Items from a dataset:
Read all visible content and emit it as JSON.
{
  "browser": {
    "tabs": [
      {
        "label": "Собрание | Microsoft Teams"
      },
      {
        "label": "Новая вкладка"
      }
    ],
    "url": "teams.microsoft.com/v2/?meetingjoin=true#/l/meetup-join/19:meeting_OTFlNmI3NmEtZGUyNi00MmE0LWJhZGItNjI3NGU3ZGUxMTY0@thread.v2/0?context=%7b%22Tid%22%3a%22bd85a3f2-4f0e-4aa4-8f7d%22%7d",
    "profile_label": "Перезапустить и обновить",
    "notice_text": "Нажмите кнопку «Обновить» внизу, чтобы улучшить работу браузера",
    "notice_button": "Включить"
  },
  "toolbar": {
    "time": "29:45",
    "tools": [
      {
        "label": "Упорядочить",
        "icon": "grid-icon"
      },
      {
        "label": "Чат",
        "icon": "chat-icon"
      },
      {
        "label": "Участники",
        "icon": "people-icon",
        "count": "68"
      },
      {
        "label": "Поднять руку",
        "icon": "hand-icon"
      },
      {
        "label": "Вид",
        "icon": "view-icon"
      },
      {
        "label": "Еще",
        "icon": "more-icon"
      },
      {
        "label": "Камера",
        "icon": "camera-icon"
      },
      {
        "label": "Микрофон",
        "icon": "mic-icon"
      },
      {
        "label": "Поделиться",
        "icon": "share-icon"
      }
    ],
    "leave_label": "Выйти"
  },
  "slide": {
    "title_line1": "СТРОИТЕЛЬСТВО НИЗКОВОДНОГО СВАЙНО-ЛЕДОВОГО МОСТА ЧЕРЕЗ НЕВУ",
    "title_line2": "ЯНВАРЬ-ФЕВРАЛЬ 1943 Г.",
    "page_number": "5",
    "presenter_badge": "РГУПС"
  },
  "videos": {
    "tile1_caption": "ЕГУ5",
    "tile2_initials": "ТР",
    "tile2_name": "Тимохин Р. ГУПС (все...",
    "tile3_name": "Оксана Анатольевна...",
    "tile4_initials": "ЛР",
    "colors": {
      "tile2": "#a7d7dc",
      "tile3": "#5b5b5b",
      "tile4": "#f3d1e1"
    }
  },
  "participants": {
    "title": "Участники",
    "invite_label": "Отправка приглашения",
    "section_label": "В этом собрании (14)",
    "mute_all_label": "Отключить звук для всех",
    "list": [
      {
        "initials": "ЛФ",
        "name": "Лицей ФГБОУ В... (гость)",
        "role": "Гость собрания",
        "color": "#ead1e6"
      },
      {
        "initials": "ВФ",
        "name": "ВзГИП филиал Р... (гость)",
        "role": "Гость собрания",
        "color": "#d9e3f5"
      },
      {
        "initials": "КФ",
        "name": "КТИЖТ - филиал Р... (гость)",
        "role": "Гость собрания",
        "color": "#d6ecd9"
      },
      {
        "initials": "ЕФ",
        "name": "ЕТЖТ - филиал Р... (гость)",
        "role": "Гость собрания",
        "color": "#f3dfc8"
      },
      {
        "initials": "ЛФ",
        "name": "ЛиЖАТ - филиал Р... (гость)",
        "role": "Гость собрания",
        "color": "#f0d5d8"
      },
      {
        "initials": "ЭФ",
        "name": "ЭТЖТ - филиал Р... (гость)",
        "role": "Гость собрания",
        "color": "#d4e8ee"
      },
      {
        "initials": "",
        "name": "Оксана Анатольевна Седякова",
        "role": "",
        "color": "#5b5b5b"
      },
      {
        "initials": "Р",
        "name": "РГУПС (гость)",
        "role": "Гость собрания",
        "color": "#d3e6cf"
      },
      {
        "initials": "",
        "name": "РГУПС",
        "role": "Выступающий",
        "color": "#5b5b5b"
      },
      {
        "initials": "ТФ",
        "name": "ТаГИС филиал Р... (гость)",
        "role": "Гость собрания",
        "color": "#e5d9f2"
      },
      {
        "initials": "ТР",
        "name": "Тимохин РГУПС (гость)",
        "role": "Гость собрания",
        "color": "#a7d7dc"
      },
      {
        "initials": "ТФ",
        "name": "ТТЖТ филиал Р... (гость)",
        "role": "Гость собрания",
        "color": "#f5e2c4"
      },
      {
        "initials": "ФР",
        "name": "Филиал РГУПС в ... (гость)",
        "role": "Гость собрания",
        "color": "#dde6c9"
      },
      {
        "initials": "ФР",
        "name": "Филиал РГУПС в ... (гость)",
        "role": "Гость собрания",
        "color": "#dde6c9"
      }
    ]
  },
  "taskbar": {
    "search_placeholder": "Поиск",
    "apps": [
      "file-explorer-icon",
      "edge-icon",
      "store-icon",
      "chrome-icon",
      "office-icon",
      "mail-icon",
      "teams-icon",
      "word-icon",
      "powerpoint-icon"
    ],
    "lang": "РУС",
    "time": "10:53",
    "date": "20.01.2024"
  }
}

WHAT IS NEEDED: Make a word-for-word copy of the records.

ANSWER TO THIS EXERCISE:
Read all visible content and emit it as JSON.
{
  "browser": {
    "tabs": [
      {
        "label": "Собрание | Microsoft Teams"
      },
      {
        "label": "Новая вкладка"
      }
    ],
    "url": "teams.microsoft.com/v2/?meetingjoin=true#/l/meetup-join/19:meeting_OTFlNmI3NmEtZGUyNi00MmE0LWJhZGItNjI3NGU3ZGUxMTY0@thread.v2/0?context=%7b%22Tid%22%3a%22bd85a3f2-4f0e-4aa4-8f7d%22%7d",
    "profile_label": "Перезапустить и обновить",
    "notice_text": "Нажмите кнопку «Обновить» внизу, чтобы улучшить работу браузера",
    "notice_button": "Включить"
  },
  "toolbar": {
    "time": "29:45",
    "tools": [
      {
        "label": "Упорядочить",
        "icon": "grid-icon"
      },
      {
        "label": "Чат",
        "icon": "chat-icon"
      },
      {
        "label": "Участники",
        "icon": "people-icon",
        "count": "68"
      },
      {
        "label": "Поднять руку",
        "icon": "hand-icon"
      },
      {
        "label": "Вид",
        "icon": "view-icon"
      },
      {
        "label": "Еще",
        "icon": "more-icon"
      },
      {
        "label": "Камера",
        "icon": "camera-icon"
      },
      {
        "label": "Микрофон",
        "icon": "mic-icon"
      },
      {
        "label": "Поделиться",
        "icon": "share-icon"
      }
    ],
    "leave_label": "Выйти"
  },
  "slide": {
    "title_line1": "СТРОИТЕЛЬСТВО НИЗКОВОДНОГО СВАЙНО-ЛЕДОВОГО МОСТА ЧЕРЕЗ НЕВУ",
    "title_line2": "ЯНВАРЬ-ФЕВРАЛЬ 1943 Г.",
    "page_number": "5",
    "presenter_badge": "РГУПС"
  },
  "videos": {
    "tile1_caption": "ЕГУ5",
    "tile2_initials": "ТР",
    "tile2_name": "Тимохин Р. ГУПС (все...",
    "tile3_name": "Оксана Анатольевна...",
    "tile4_initials": "ЛР",
    "colors": {
      "tile2": "#a7d7dc",
      "tile3": "#5b5b5b",
      "tile4": "#f3d1e1"
    }
  },
  "participants": {
    "title": "Участники",
    "invite_label": "Отправка приглашения",
    "section_label": "В этом собрании (14)",
    "mute_all_label": "Отключить звук для всех",
    "list": [
      {
        "initials": "ЛФ",
        "name": "Лицей ФГБОУ В... (гость)",
        "role": "Гость собрания",
        "color": "#ead1e6"
      },
      {
        "initials": "ВФ",
        "name": "ВзГИП филиал Р... (гость)",
        "role": "Гость собрания",
        "color": "#d9e3f5"
      },
      {
        "initials": "КФ",
        "name": "КТИЖТ - филиал Р... (гость)",
        "role": "Гость собрания",
        "color": "#d6ecd9"
      },
      {
        "initials": "ЕФ",
        "name": "ЕТЖТ - филиал Р... (гость)",
        "role": "Гость собрания",
        "color": "#f3dfc8"
      },
      {
        "initials": "ЛФ",
        "name": "ЛиЖАТ - филиал Р... (гость)",
        "role": "Гость собрания",
        "color": "#f0d5d8"
      },
      {
        "initials": "ЭФ",
        "name": "ЭТЖТ - филиал Р... (гость)",
        "role": "Гость собрания",
        "color": "#d4e8ee"
      },
      {
        "initials": "",
        "name": "Оксана Анатольевна Седякова",
        "role": "",
        "color": "#5b5b5b"
      },
      {
        "initials": "Р",
        "name": "РГУПС (гость)",
        "role": "Гость собрания",
        "color": "#d3e6cf"
      },
      {
        "initials": "",
        "name": "РГУПС",
        "role": "Выступающий",
        "color": "#5b5b5b"
      },
      {
        "initials": "ТФ",
        "name": "ТаГИС филиал Р... (гость)",
        "role": "Гость собрания",
        "color": "#e5d9f2"
      },
      {
        "initials": "ТР",
        "name": "Тимохин РГУПС (гость)",
        "role": "Гость собрания",
        "color": "#a7d7dc"
      },
      {
        "initials": "ТФ",
        "name": "ТТЖТ филиал Р... (гость)",
        "role": "Гость собрания",
        "color": "#f5e2c4"
      },
      {
        "initials": "ФР",
        "name": "Филиал РГУПС в ... (гость)",
        "role": "Гость собрания",
        "color": "#dde6c9"
      },
      {
        "initials": "ФР",
        "name": "Филиал РГУПС в ... (гость)",
        "role": "Гость собрания",
        "color": "#dde6c9"
      }
    ]
  },
  "taskbar": {
    "search_placeholder": "Поиск",
    "apps": [
      "file-explorer-icon",
      "edge-icon",
      "store-icon",
      "chrome-icon",
      "office-icon",
      "mail-icon",
      "teams-icon",
      "word-icon",
      "powerpoint-icon"
    ],
    "lang": "РУС",
    "time": "10:53",
    "date": "20.01.2024"
  }
}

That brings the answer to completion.